Saved data entries
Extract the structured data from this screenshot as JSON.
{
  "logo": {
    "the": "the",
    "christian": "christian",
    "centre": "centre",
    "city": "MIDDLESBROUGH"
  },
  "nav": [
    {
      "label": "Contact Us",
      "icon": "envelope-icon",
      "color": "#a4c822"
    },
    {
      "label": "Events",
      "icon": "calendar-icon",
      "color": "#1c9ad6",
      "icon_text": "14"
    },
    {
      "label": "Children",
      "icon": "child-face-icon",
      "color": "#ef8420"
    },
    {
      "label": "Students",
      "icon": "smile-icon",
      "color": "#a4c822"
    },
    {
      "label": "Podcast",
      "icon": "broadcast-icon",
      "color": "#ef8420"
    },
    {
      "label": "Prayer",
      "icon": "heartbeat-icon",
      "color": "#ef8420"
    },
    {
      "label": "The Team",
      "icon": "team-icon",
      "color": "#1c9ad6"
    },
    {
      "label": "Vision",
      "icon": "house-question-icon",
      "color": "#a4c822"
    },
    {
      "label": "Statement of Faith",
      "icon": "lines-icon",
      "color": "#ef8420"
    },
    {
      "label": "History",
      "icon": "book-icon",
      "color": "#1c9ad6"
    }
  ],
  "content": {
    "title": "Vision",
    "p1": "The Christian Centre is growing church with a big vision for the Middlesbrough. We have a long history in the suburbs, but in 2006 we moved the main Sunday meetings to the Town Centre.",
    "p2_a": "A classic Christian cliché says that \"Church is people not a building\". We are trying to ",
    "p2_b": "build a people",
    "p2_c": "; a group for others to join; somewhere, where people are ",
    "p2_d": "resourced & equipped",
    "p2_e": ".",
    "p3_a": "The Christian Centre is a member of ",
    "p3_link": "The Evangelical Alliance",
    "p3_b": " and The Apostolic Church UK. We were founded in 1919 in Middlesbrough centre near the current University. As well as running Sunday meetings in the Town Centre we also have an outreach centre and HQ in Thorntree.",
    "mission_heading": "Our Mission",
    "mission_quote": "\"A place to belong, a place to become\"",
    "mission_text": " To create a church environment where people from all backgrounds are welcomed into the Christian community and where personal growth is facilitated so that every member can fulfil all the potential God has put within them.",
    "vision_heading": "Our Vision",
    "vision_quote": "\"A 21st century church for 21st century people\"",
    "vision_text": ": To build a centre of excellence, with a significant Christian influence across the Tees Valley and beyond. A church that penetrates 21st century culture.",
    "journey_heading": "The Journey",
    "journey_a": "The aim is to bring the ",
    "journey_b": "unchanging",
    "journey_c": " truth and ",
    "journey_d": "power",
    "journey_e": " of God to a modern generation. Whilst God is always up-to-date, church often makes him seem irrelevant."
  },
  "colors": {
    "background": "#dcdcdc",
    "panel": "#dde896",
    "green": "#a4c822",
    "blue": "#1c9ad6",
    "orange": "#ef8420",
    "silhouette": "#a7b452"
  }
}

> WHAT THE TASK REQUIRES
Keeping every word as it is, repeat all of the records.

> SOLUTION TO THE PROBLEM
Extract the structured data from this screenshot as JSON.
{
  "logo": {
    "the": "the",
    "christian": "christian",
    "centre": "centre",
    "city": "MIDDLESBROUGH"
  },
  "nav": [
    {
      "label": "Contact Us",
      "icon": "envelope-icon",
      "color": "#a4c822"
    },
    {
      "label": "Events",
      "icon": "calendar-icon",
      "color": "#1c9ad6",
      "icon_text": "14"
    },
    {
      "label": "Children",
      "icon": "child-face-icon",
      "color": "#ef8420"
    },
    {
      "label": "Students",
      "icon": "smile-icon",
      "color": "#a4c822"
    },
    {
      "label": "Podcast",
      "icon": "broadcast-icon",
      "color": "#ef8420"
    },
    {
      "label": "Prayer",
      "icon": "heartbeat-icon",
      "color": "#ef8420"
    },
    {
      "label": "The Team",
      "icon": "team-icon",
      "color": "#1c9ad6"
    },
    {
      "label": "Vision",
      "icon": "house-question-icon",
      "color": "#a4c822"
    },
    {
      "label": "Statement of Faith",
      "icon": "lines-icon",
      "color": "#ef8420"
    },
    {
      "label": "History",
      "icon": "book-icon",
      "color": "#1c9ad6"
    }
  ],
  "content": {
    "title": "Vision",
    "p1": "The Christian Centre is growing church with a big vision for the Middlesbrough. We have a long history in the suburbs, but in 2006 we moved the main Sunday meetings to the Town Centre.",
    "p2_a": "A classic Christian cliché says that \"Church is people not a building\". We are trying to ",
    "p2_b": "build a people",
    "p2_c": "; a group for others to join; somewhere, where people are ",
    "p2_d": "resourced & equipped",
    "p2_e": ".",
    "p3_a": "The Christian Centre is a member of ",
    "p3_link": "The Evangelical Alliance",
    "p3_b": " and The Apostolic Church UK. We were founded in 1919 in Middlesbrough centre near the current University. As well as running Sunday meetings in the Town Centre we also have an outreach centre and HQ in Thorntree.",
    "mission_heading": "Our Mission",
    "mission_quote": "\"A place to belong, a place to become\"",
    "mission_text": " To create a church environment where people from all backgrounds are welcomed into the Christian community and where personal growth is facilitated so that every member can fulfil all the potential God has put within them.",
    "vision_heading": "Our Vision",
    "vision_quote": "\"A 21st century church for 21st century people\"",
    "vision_text": ": To build a centre of excellence, with a significant Christian influence across the Tees Valley and beyond. A church that penetrates 21st century culture.",
    "journey_heading": "The Journey",
    "journey_a": "The aim is to bring the ",
    "journey_b": "unchanging",
    "journey_c": " truth and ",
    "journey_d": "power",
    "journey_e": " of God to a modern generation. Whilst God is always up-to-date, church often makes him seem irrelevant."
  },
  "colors": {
    "background": "#dcdcdc",
    "panel": "#dde896",
    "green": "#a4c822",
    "blue": "#1c9ad6",
    "orange": "#ef8420",
    "silhouette": "#a7b452"
  }
}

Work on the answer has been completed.